## REQUIRED WORK:
Type out every line of the data again, exactly.

## DATASET RECORDS:
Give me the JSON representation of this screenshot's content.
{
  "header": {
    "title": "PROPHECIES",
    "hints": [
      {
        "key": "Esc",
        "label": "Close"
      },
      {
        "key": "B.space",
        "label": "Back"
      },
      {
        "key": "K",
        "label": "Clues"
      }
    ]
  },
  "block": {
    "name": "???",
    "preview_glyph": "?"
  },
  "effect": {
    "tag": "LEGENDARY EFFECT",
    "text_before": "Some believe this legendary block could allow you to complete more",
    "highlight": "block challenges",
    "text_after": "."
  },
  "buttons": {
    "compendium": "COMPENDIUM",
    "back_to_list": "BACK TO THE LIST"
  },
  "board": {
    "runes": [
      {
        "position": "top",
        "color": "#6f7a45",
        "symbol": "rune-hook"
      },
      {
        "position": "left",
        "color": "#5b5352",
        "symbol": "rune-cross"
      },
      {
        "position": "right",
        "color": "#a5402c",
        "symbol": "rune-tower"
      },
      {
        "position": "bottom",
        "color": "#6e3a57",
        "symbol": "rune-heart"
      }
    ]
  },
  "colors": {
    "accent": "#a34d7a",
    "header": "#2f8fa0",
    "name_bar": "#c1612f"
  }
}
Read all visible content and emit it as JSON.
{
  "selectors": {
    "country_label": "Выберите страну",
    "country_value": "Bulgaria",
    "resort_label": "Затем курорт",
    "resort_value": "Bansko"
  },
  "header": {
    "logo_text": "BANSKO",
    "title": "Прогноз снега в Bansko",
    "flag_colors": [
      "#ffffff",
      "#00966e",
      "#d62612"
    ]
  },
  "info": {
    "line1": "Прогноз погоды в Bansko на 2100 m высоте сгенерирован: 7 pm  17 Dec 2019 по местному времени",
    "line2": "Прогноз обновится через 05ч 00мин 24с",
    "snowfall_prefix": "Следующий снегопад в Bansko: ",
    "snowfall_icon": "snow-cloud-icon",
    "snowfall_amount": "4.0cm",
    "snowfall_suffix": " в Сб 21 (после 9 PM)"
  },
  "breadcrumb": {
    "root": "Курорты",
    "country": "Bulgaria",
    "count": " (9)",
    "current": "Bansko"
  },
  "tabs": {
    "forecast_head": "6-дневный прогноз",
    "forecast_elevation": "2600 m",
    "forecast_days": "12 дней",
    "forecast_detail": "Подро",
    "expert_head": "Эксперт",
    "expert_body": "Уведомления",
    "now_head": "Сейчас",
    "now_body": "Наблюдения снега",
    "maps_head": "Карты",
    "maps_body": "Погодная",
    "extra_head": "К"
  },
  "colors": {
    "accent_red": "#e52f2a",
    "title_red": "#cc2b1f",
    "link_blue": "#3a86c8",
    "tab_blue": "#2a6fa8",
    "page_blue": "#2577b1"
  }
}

## TASK RESULT:
Give me the JSON representation of this screenshot's content.
{
  "header": {
    "title": "PROPHECIES",
    "hints": [
      {
        "key": "Esc",
        "label": "Close"
      },
      {
        "key": "B.space",
        "label": "Back"
      },
      {
        "key": "K",
        "label": "Clues"
      }
    ]
  },
  "block": {
    "name": "???",
    "preview_glyph": "?"
  },
  "effect": {
    "tag": "LEGENDARY EFFECT",
    "text_before": "Some believe this legendary block could allow you to complete more",
    "highlight": "block challenges",
    "text_after": "."
  },
  "buttons": {
    "compendium": "COMPENDIUM",
    "back_to_list": "BACK TO THE LIST"
  },
  "board": {
    "runes": [
      {
        "position": "top",
        "color": "#6f7a45",
        "symbol": "rune-hook"
      },
      {
        "position": "left",
        "color": "#5b5352",
        "symbol": "rune-cross"
      },
      {
        "position": "right",
        "color": "#a5402c",
        "symbol": "rune-tower"
      },
      {
        "position": "bottom",
        "color": "#6e3a57",
        "symbol": "rune-heart"
      }
    ]
  },
  "colors": {
    "accent": "#a34d7a",
    "header": "#2f8fa0",
    "name_bar": "#c1612f"
  }
}
Read all visible content and emit it as JSON.
{
  "selectors": {
    "country_label": "Выберите страну",
    "country_value": "Bulgaria",
    "resort_label": "Затем курорт",
    "resort_value": "Bansko"
  },
  "header": {
    "logo_text": "BANSKO",
    "title": "Прогноз снега в Bansko",
    "flag_colors": [
      "#ffffff",
      "#00966e",
      "#d62612"
    ]
  },
  "info": {
    "line1": "Прогноз погоды в Bansko на 2100 m высоте сгенерирован: 7 pm  17 Dec 2019 по местному времени",
    "line2": "Прогноз обновится через 05ч 00мин 24с",
    "snowfall_prefix": "Следующий снегопад в Bansko: ",
    "snowfall_icon": "snow-cloud-icon",
    "snowfall_amount": "4.0cm",
    "snowfall_suffix": " в Сб 21 (после 9 PM)"
  },
  "breadcrumb": {
    "root": "Курорты",
    "country": "Bulgaria",
    "count": " (9)",
    "current": "Bansko"
  },
  "tabs": {
    "forecast_head": "6-дневный прогноз",
    "forecast_elevation": "2600 m",
    "forecast_days": "12 дней",
    "forecast_detail": "Подро",
    "expert_head": "Эксперт",
    "expert_body": "Уведомления",
    "now_head": "Сейчас",
    "now_body": "Наблюдения снега",
    "maps_head": "Карты",
    "maps_body": "Погодная",
    "extra_head": "К"
  },
  "colors": {
    "accent_red": "#e52f2a",
    "title_red": "#cc2b1f",
    "link_blue": "#3a86c8",
    "tab_blue": "#2a6fa8",
    "page_blue": "#2577b1"
  }
}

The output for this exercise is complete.